Today, we are facing a New Year and a new government and sadly a new shortsightedness. The choice is stark: are we, as a society, a nation and individuals, going to be an isolated “I” or are we going to be partners in cultivating a world of “I-Thou”?

The incoming US Government administration has utilized a “post-truth”, bully posture to convince the American people that the schoolyard will be better for everyone as long as the chief punk is in charge. This has ushered in a new dark age in American idealism that finds its greatest motivation in fear…fear of exclusion from the club, fear of the other, fear of appearing weak, etc. It backs up a nouveau belligerence that has no grounding in facts or integrity. “Because I say so” has become the default bargaining phrase of the day and the “deals” that are already being struck are less about negotiation and more about coercion and self-aggrandizement. In this equation there is only “I”. The “I” of the “strong man” who only functions for himself* and the “I” of the minions responding to the source of their intimidation, each one trying to see a small part of the big bully/strong man reflected in themselves.

But there is also the dangerous “I” of apathetic immobilized malcontents who refuse to fight back because they believe the system will correct itself. These are the same people who in 1868 allowed Jefferson Davis and the rest of the Southern aggressors in the civil war to be pardoned “with restoration of all rights, privileges, and immunities under the Constitution and the laws which have been made in pursuance thereof.”[2] The result was Jefferson Davis and his “Strong Man” never being called to task for defending the institutionalized possession, abuse, rape and murder of other human beings in servitude. This laid the groundwork for the next 150 years of political apologists who still don’t understand why blacks don’t just “get over” slavery and the legacy of Jim Crow. The “I” of apathy does more damage because it is the “I” of retreat and acquiescence with the full knowledge that grave wrong is being committed. This is the same “I” that quickly defaults to assumptions of sameness as a rationale for inaction. It proudly proclaims on one hand that “All Lives Matter” and that it does not see race, but it refers to “the Hispanics” or “the gays” as if they are entirely different species. This is the “I” who will see you as long as they see themselves in you first.

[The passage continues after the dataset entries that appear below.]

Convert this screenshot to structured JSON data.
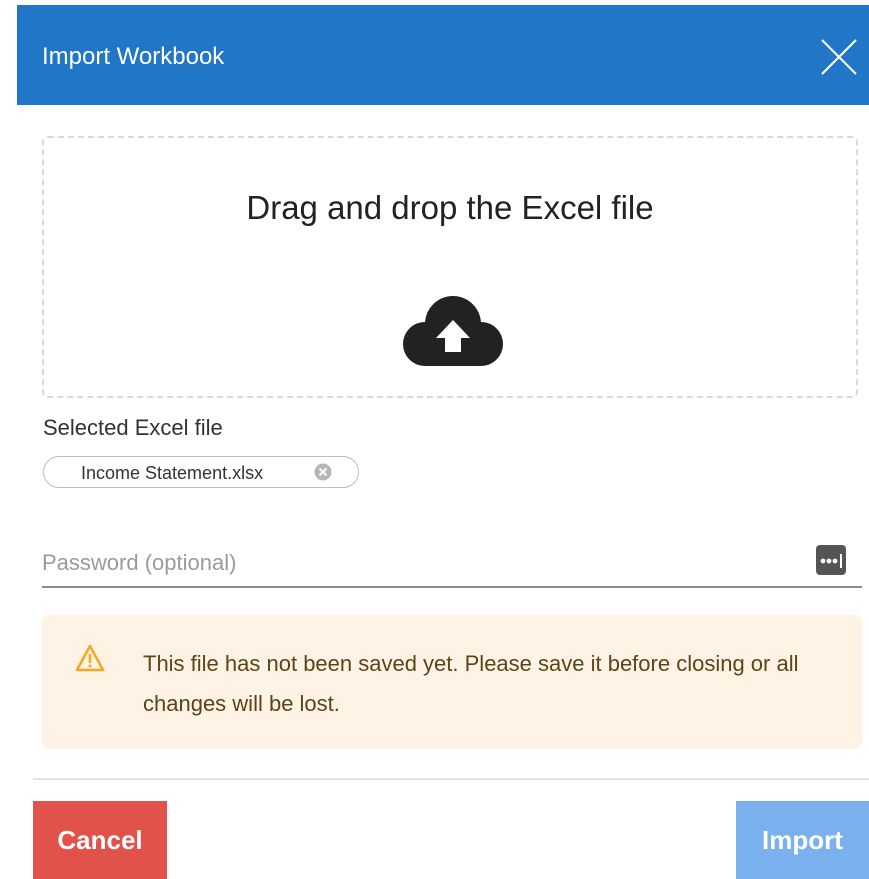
{
  "dialog": {
    "title": "Import Workbook"
  },
  "dropzone": {
    "text": "Drag and drop the Excel file"
  },
  "selected_file": {
    "label": "Selected Excel file",
    "file_name": "Income Statement.xlsx"
  },
  "password": {
    "placeholder": "Password (optional)",
    "value": ""
  },
  "warning": {
    "text": "This file has not been saved yet. Please save it before closing or all changes will be lost."
  },
  "footer": {
    "cancel_label": "Cancel",
    "import_label": "Import"
  },
  "icons": {
    "close": "close-icon",
    "upload": "cloud-upload-icon",
    "chip_remove": "remove-circle-icon",
    "password_toggle": "password-dots-icon",
    "warning": "warning-triangle-icon"
  },
  "colors": {
    "header_bg": "#2176c7",
    "cancel_bg": "#e0524a",
    "import_bg": "#7bb0ef",
    "warning_bg": "#fff3e6",
    "warning_icon": "#f5a623",
    "warning_text": "#5c4417"
  }
}
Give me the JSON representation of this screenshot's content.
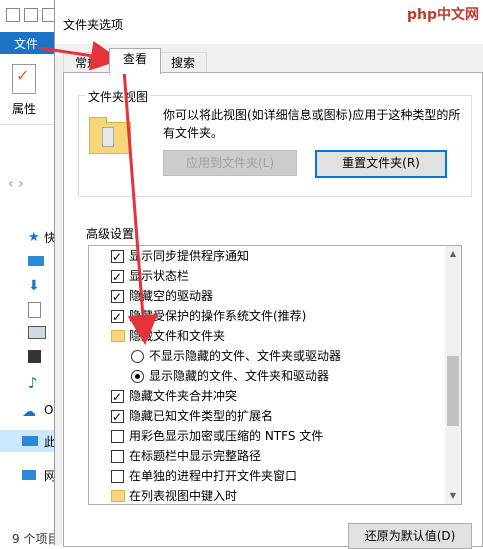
{
  "explorer": {
    "ribbon_tab": "文件",
    "properties_label": "属性",
    "nav_items": [
      {
        "label": "快",
        "icon": "star-icon"
      },
      {
        "label": "",
        "icon": "desktop-icon"
      },
      {
        "label": "",
        "icon": "download-icon"
      },
      {
        "label": "",
        "icon": "document-icon"
      },
      {
        "label": "",
        "icon": "picture-icon"
      },
      {
        "label": "",
        "icon": "video-icon"
      },
      {
        "label": "",
        "icon": "music-icon"
      },
      {
        "label": "O",
        "icon": "cloud-icon"
      },
      {
        "label": "此",
        "icon": "computer-icon"
      },
      {
        "label": "网",
        "icon": "network-icon"
      }
    ],
    "status_text": "9 个项目"
  },
  "dialog": {
    "title": "文件夹选项",
    "watermark": "php中文网",
    "tabs": [
      {
        "label": "常规"
      },
      {
        "label": "查看"
      },
      {
        "label": "搜索"
      }
    ],
    "folder_view": {
      "title": "文件夹视图",
      "description_line1": "你可以将此视图(如详细信息或图标)应用于这种类型的所",
      "description_line2": "有文件夹。",
      "apply_button": "应用到文件夹(L)",
      "reset_button": "重置文件夹(R)"
    },
    "advanced": {
      "title": "高级设置:",
      "items": [
        {
          "type": "checkbox",
          "checked": true,
          "label": "显示同步提供程序通知"
        },
        {
          "type": "checkbox",
          "checked": true,
          "label": "显示状态栏"
        },
        {
          "type": "checkbox",
          "checked": true,
          "label": "隐藏空的驱动器"
        },
        {
          "type": "checkbox",
          "checked": true,
          "label": "隐藏受保护的操作系统文件(推荐)"
        },
        {
          "type": "folder",
          "checked": false,
          "label": "隐藏文件和文件夹"
        },
        {
          "type": "radio",
          "checked": false,
          "label": "不显示隐藏的文件、文件夹或驱动器"
        },
        {
          "type": "radio",
          "checked": true,
          "label": "显示隐藏的文件、文件夹和驱动器"
        },
        {
          "type": "checkbox",
          "checked": true,
          "label": "隐藏文件夹合并冲突"
        },
        {
          "type": "checkbox",
          "checked": true,
          "label": "隐藏已知文件类型的扩展名"
        },
        {
          "type": "checkbox",
          "checked": false,
          "label": "用彩色显示加密或压缩的 NTFS 文件"
        },
        {
          "type": "checkbox",
          "checked": false,
          "label": "在标题栏中显示完整路径"
        },
        {
          "type": "checkbox",
          "checked": false,
          "label": "在单独的进程中打开文件夹窗口"
        },
        {
          "type": "folder",
          "checked": false,
          "label": "在列表视图中键入时"
        }
      ]
    },
    "restore_button": "还原为默认值(D)"
  },
  "colors": {
    "accent": "#1a73c4",
    "arrow": "#e8323a",
    "folder": "#f5d77a"
  }
}
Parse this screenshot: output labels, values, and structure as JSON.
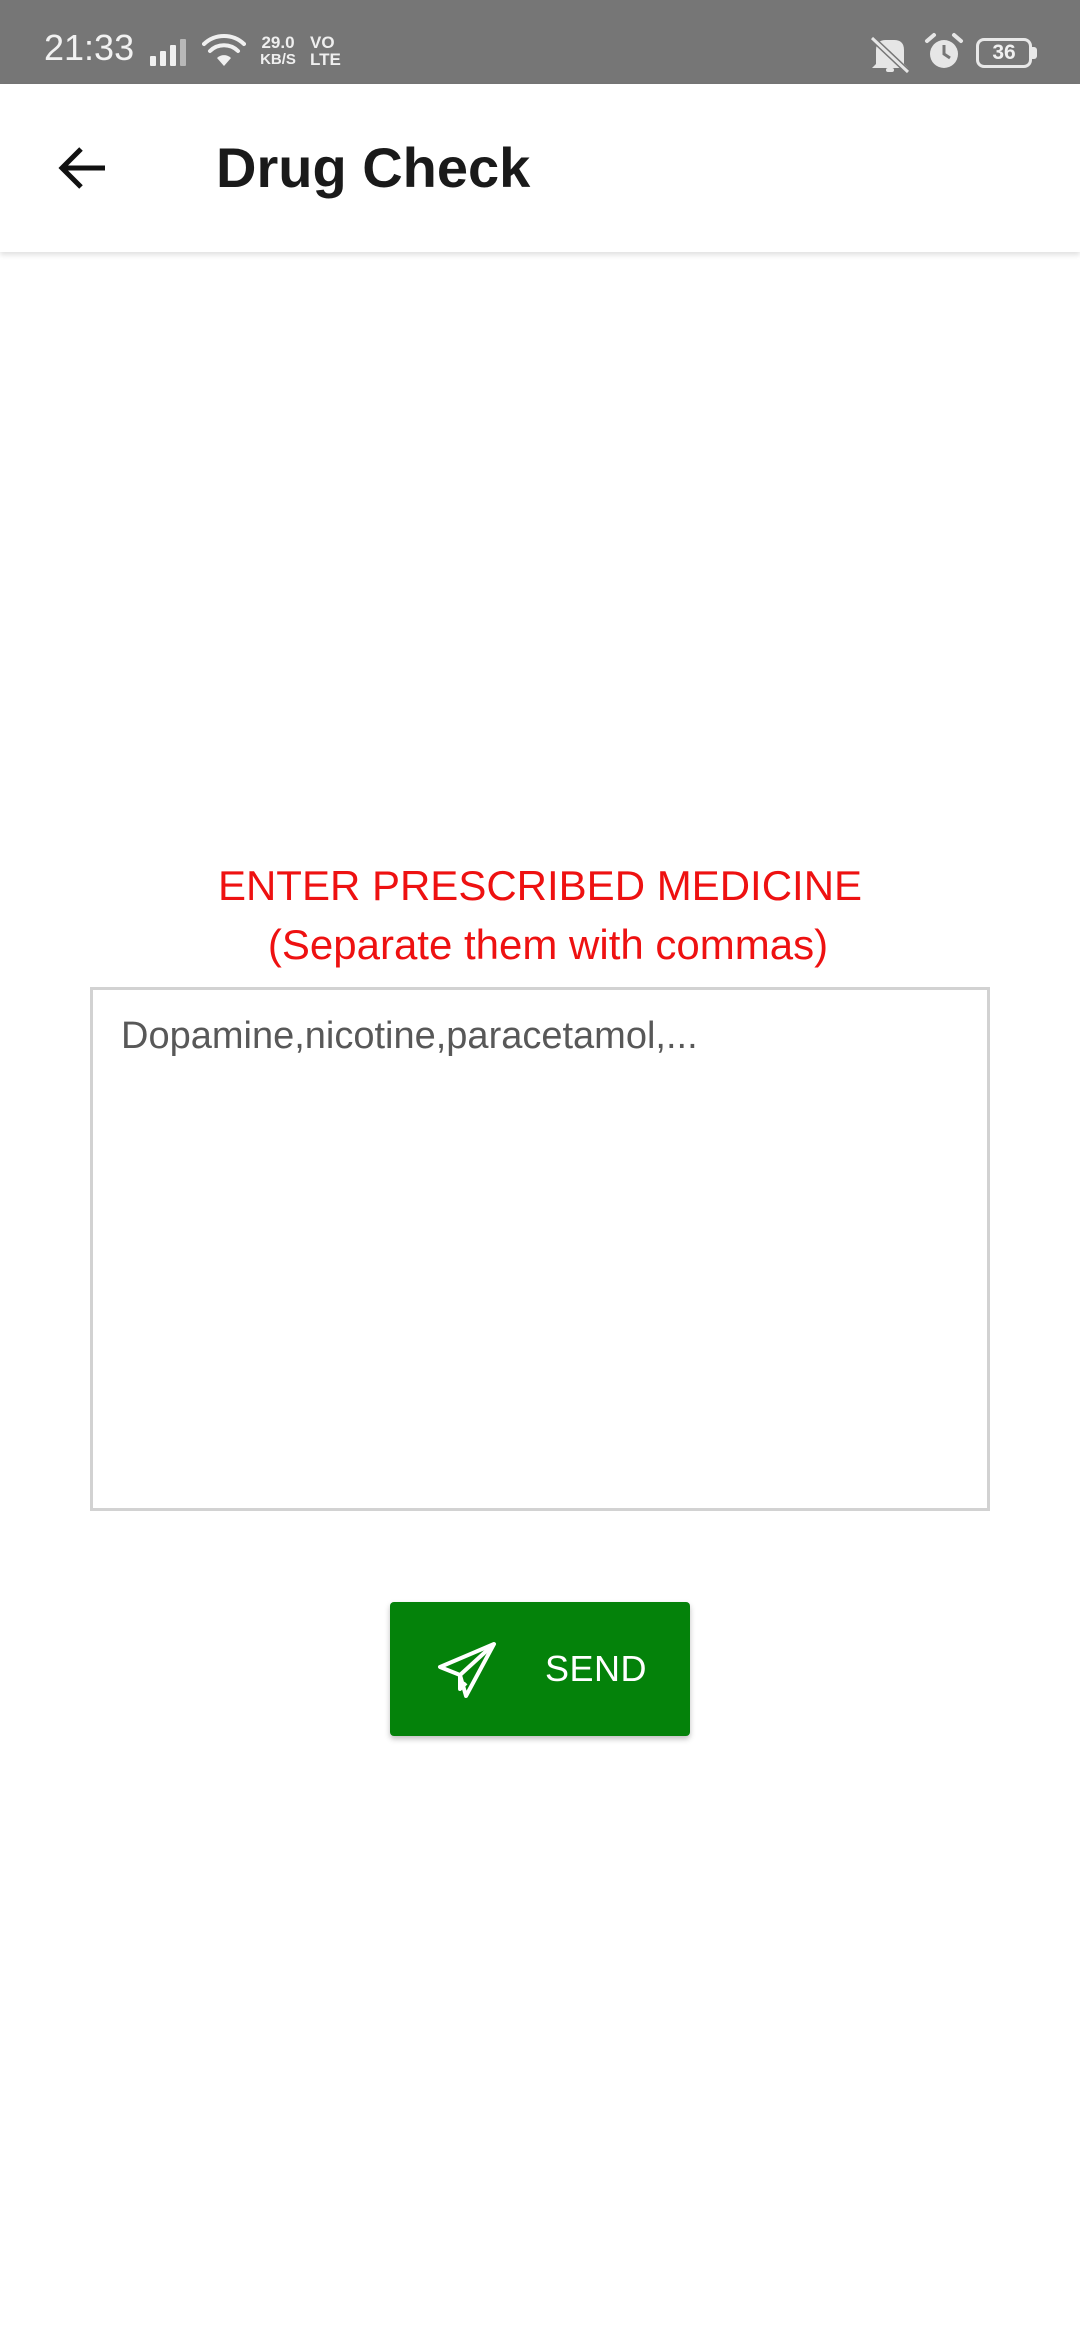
{
  "status_bar": {
    "time": "21:33",
    "net_speed_value": "29.0",
    "net_speed_unit": "KB/S",
    "volte_top": "VO",
    "volte_bottom": "LTE",
    "battery_level": "36",
    "icons": [
      "signal-icon",
      "wifi-icon",
      "mute-icon",
      "alarm-icon",
      "battery-icon"
    ]
  },
  "app_bar": {
    "title": "Drug Check",
    "back_icon": "arrow-back-icon"
  },
  "form": {
    "prompt_line1": "ENTER PRESCRIBED MEDICINE",
    "prompt_line2": "(Separate them with commas)",
    "prompt_color": "#ee1111",
    "input_placeholder": "Dopamine,nicotine,paracetamol,...",
    "input_value": ""
  },
  "send_button": {
    "label": "SEND",
    "icon": "send-paper-plane-icon",
    "color": "#04820a"
  }
}
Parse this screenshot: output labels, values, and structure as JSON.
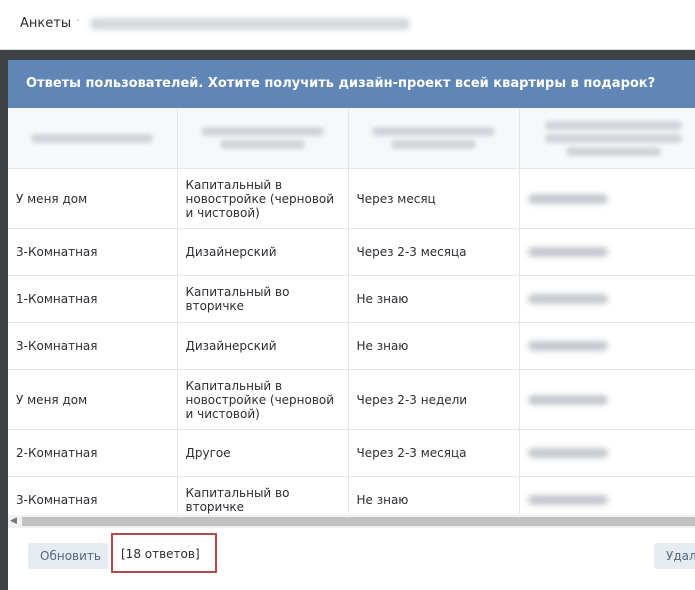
{
  "topbar": {
    "crumb": "Анкеты",
    "separator": "·"
  },
  "modal": {
    "title": "Ответы пользователей. Хотите получить дизайн-проект всей квартиры в подарок?",
    "rows": [
      {
        "c1": "У меня дом",
        "c2": "Капитальный в новостройке (черновой и чистовой)",
        "c3": "Через месяц"
      },
      {
        "c1": "3-Комнатная",
        "c2": "Дизайнерский",
        "c3": "Через 2-3 месяца"
      },
      {
        "c1": "1-Комнатная",
        "c2": "Капитальный во вторичке",
        "c3": "Не знаю"
      },
      {
        "c1": "3-Комнатная",
        "c2": "Дизайнерский",
        "c3": "Не знаю"
      },
      {
        "c1": "У меня дом",
        "c2": "Капитальный в новостройке (черновой и чистовой)",
        "c3": "Через 2-3 недели"
      },
      {
        "c1": "2-Комнатная",
        "c2": "Другое",
        "c3": "Через 2-3 месяца"
      },
      {
        "c1": "3-Комнатная",
        "c2": "Капитальный во вторичке",
        "c3": "Не знаю"
      }
    ]
  },
  "footer": {
    "refresh_label": "Обновить",
    "count_label": "[18 ответов]",
    "delete_label": "Удал"
  },
  "colors": {
    "header": "#5f86b4",
    "highlight_border": "#b54a4a"
  }
}
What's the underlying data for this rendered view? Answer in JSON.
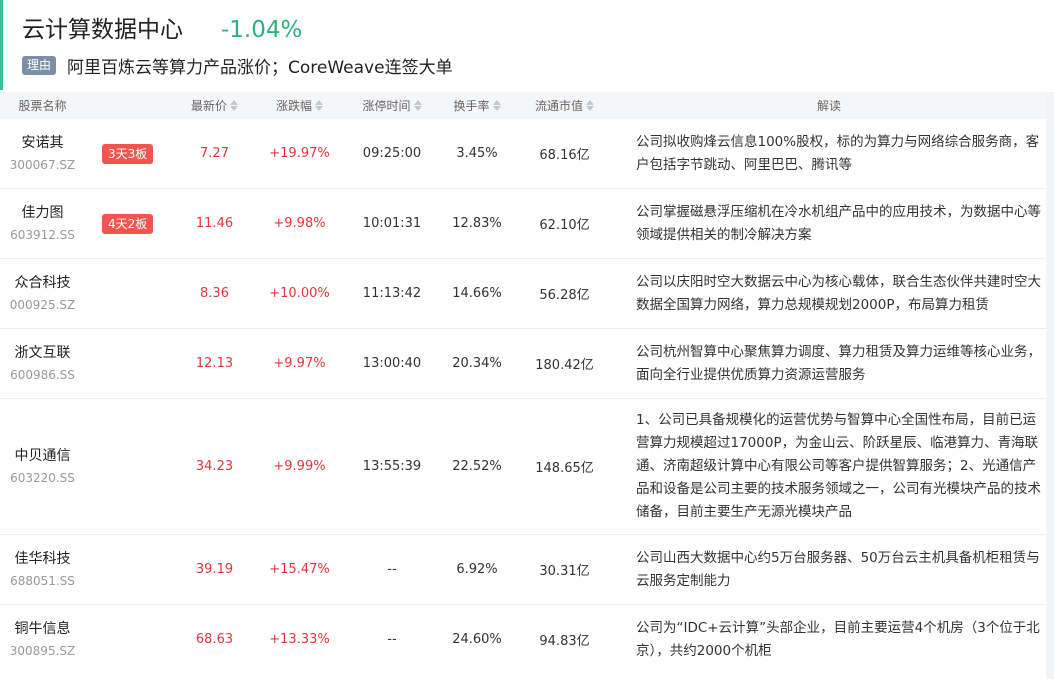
{
  "header": {
    "sector_name": "云计算数据中心",
    "sector_change": "-1.04%",
    "reason_tag": "理由",
    "reason_text": "阿里百炼云等算力产品涨价；CoreWeave连签大单"
  },
  "columns": {
    "name": "股票名称",
    "price": "最新价",
    "change": "涨跌幅",
    "limit_time": "涨停时间",
    "turnover": "换手率",
    "market_cap": "流通市值",
    "desc": "解读"
  },
  "rows": [
    {
      "name": "安诺其",
      "code": "300067.SZ",
      "badge": "3天3板",
      "price": "7.27",
      "change": "+19.97%",
      "time": "09:25:00",
      "turnover": "3.45%",
      "cap": "68.16亿",
      "desc": "公司拟收购烽云信息100%股权，标的为算力与网络综合服务商，客户包括字节跳动、阿里巴巴、腾讯等"
    },
    {
      "name": "佳力图",
      "code": "603912.SS",
      "badge": "4天2板",
      "price": "11.46",
      "change": "+9.98%",
      "time": "10:01:31",
      "turnover": "12.83%",
      "cap": "62.10亿",
      "desc": "公司掌握磁悬浮压缩机在冷水机组产品中的应用技术，为数据中心等领域提供相关的制冷解决方案"
    },
    {
      "name": "众合科技",
      "code": "000925.SZ",
      "badge": "",
      "price": "8.36",
      "change": "+10.00%",
      "time": "11:13:42",
      "turnover": "14.66%",
      "cap": "56.28亿",
      "desc": "公司以庆阳时空大数据云中心为核心载体，联合生态伙伴共建时空大数据全国算力网络，算力总规模规划2000P，布局算力租赁"
    },
    {
      "name": "浙文互联",
      "code": "600986.SS",
      "badge": "",
      "price": "12.13",
      "change": "+9.97%",
      "time": "13:00:40",
      "turnover": "20.34%",
      "cap": "180.42亿",
      "desc": "公司杭州智算中心聚焦算力调度、算力租赁及算力运维等核心业务，面向全行业提供优质算力资源运营服务"
    },
    {
      "name": "中贝通信",
      "code": "603220.SS",
      "badge": "",
      "price": "34.23",
      "change": "+9.99%",
      "time": "13:55:39",
      "turnover": "22.52%",
      "cap": "148.65亿",
      "desc": "1、公司已具备规模化的运营优势与智算中心全国性布局，目前已运营算力规模超过17000P，为金山云、阶跃星辰、临港算力、青海联通、济南超级计算中心有限公司等客户提供智算服务；2、光通信产品和设备是公司主要的技术服务领域之一，公司有光模块产品的技术储备，目前主要生产无源光模块产品"
    },
    {
      "name": "佳华科技",
      "code": "688051.SS",
      "badge": "",
      "price": "39.19",
      "change": "+15.47%",
      "time": "--",
      "turnover": "6.92%",
      "cap": "30.31亿",
      "desc": "公司山西大数据中心约5万台服务器、50万台云主机具备机柜租赁与云服务定制能力"
    },
    {
      "name": "铜牛信息",
      "code": "300895.SZ",
      "badge": "",
      "price": "68.63",
      "change": "+13.33%",
      "time": "--",
      "turnover": "24.60%",
      "cap": "94.83亿",
      "desc": "公司为“IDC+云计算”头部企业，目前主要运营4个机房（3个位于北京），共约2000个机柜"
    }
  ]
}
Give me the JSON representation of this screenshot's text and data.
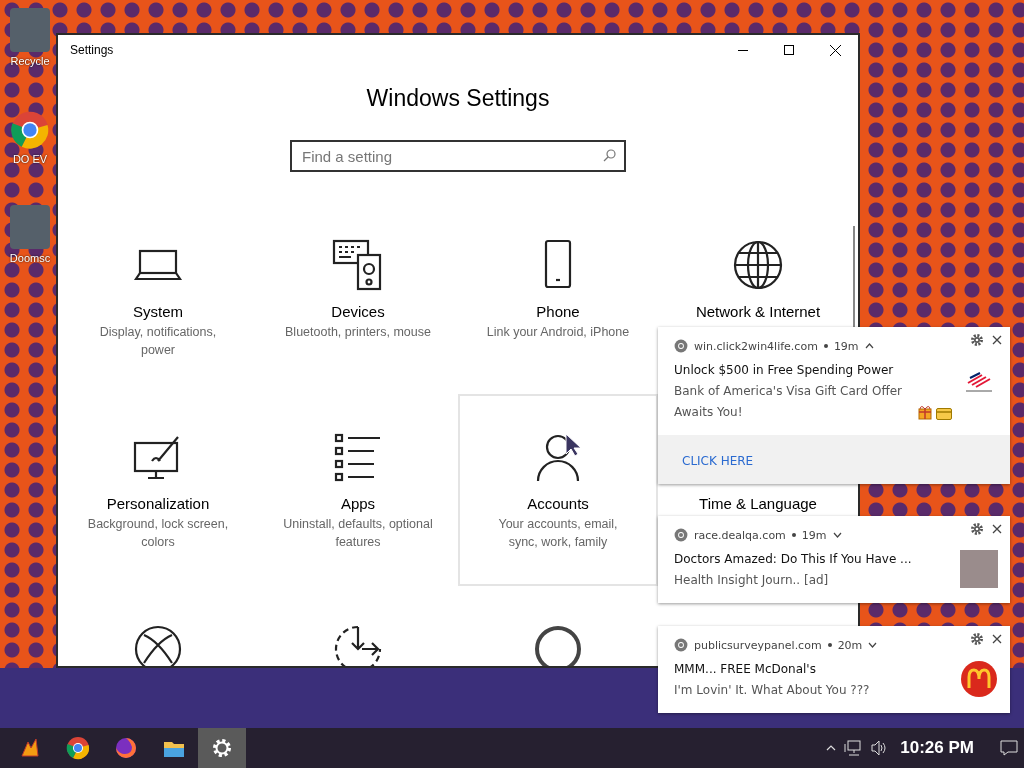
{
  "desktop_icons": [
    {
      "label": "Recycle",
      "kind": "image"
    },
    {
      "label": "DO EV",
      "kind": "browser"
    },
    {
      "label": "Doomsc",
      "kind": "image"
    }
  ],
  "settings_window": {
    "title": "Settings",
    "heading": "Windows Settings",
    "search": {
      "placeholder": "Find a setting"
    },
    "categories": [
      {
        "title": "System",
        "description": "Display, notifications, power",
        "selected": false
      },
      {
        "title": "Devices",
        "description": "Bluetooth, printers, mouse",
        "selected": false
      },
      {
        "title": "Phone",
        "description": "Link your Android, iPhone",
        "selected": false
      },
      {
        "title": "Network & Internet",
        "selected": false
      },
      {
        "title": "Personalization",
        "description": "Background, lock screen, colors",
        "selected": false
      },
      {
        "title": "Apps",
        "description": "Uninstall, defaults, optional features",
        "selected": false
      },
      {
        "title": "Accounts",
        "description": "Your accounts, email, sync, work, family",
        "selected": true
      },
      {
        "title": "Time & Language",
        "selected": false
      },
      {
        "selected": false
      },
      {
        "selected": false
      },
      {
        "selected": false
      }
    ]
  },
  "notifications": [
    {
      "site": "win.click2win4life.com",
      "time": "19m",
      "expanded": true,
      "title": "Unlock $500 in Free Spending Power",
      "message": "Bank of America's Visa Gift Card Offer Awaits You!",
      "kind": "logo",
      "action": "CLICK HERE"
    },
    {
      "site": "race.dealqa.com",
      "time": "19m",
      "expanded": false,
      "title": "Doctors Amazed: Do This If You Have ...",
      "message": "Health Insight Journ.. [ad]",
      "kind": "photo"
    },
    {
      "site": "publicsurveypanel.com",
      "time": "20m",
      "expanded": false,
      "title": "MMM... FREE McDonal's",
      "message": "I'm Lovin' It. What About You  ???",
      "kind": "badge"
    }
  ],
  "taskbar": {
    "apps": [
      {
        "selected": false
      },
      {
        "selected": false
      },
      {
        "selected": false
      },
      {
        "selected": false
      },
      {
        "selected": true
      }
    ],
    "clock": "10:26 PM"
  }
}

But, I-Thou does not function based on sameness; it is not a filter. Instead, I-Thou is a manifestation of interconnectedness. I-Thou asks us to be in relationship regardless of our ability to agree. It says that there is no I without Thou. The great advantage here is the elimination of in-groups and out-groups and the true nourishment and safety of all. The challenge for us then today is to avoid being swept up in the wave of “Strong Man” individualism based on assumptions about how we are all the same and instead embrace the importance of being able to submit strength, individual or national to the benefit of all in celebration of our collective uniquenesses. In truth, the more the “Strong Man” abandons his relationship with “Thou”, he is not only weak, but an utter coward, afraid of his own human frailty and need. I cannot improve upon the words DuBois uses to drive home our greatest calling, particularly now at the dawn of an era that will challenge our most basic potential for interconnectedness:

What then is the change made in the conception of civilization, by adding to the idea of the Strong Man, that of the Submissive Man? It is this: The submission of the strength of the Strong to the advance of all—not in mere aimless sacrifice, but recognizing the fact that, “To no one type of mind is it given to discern the totality of Truth,[3]” that civilization cannot afford to lose the contribution of the very least of nations for its full development: that not only the assertion of the I, but also the submission to the Thou is the highest individualism.

Happy New Year!

– ALD

*I have intentionally retained the limited masculine language of “he/him/his” in this piece to reflect the original language used by both DuBois and Buber from which I have drawn my analysis.

[1] http://credo.library.umass.edu/view/full/mums312-b196-i029

[2] http://www.presidency.ucsb.edu/ws/?pid=72360

[3] New York: Charles Scribner’s Sons, Volume 7, Issue: 3, March, 1890, 361-374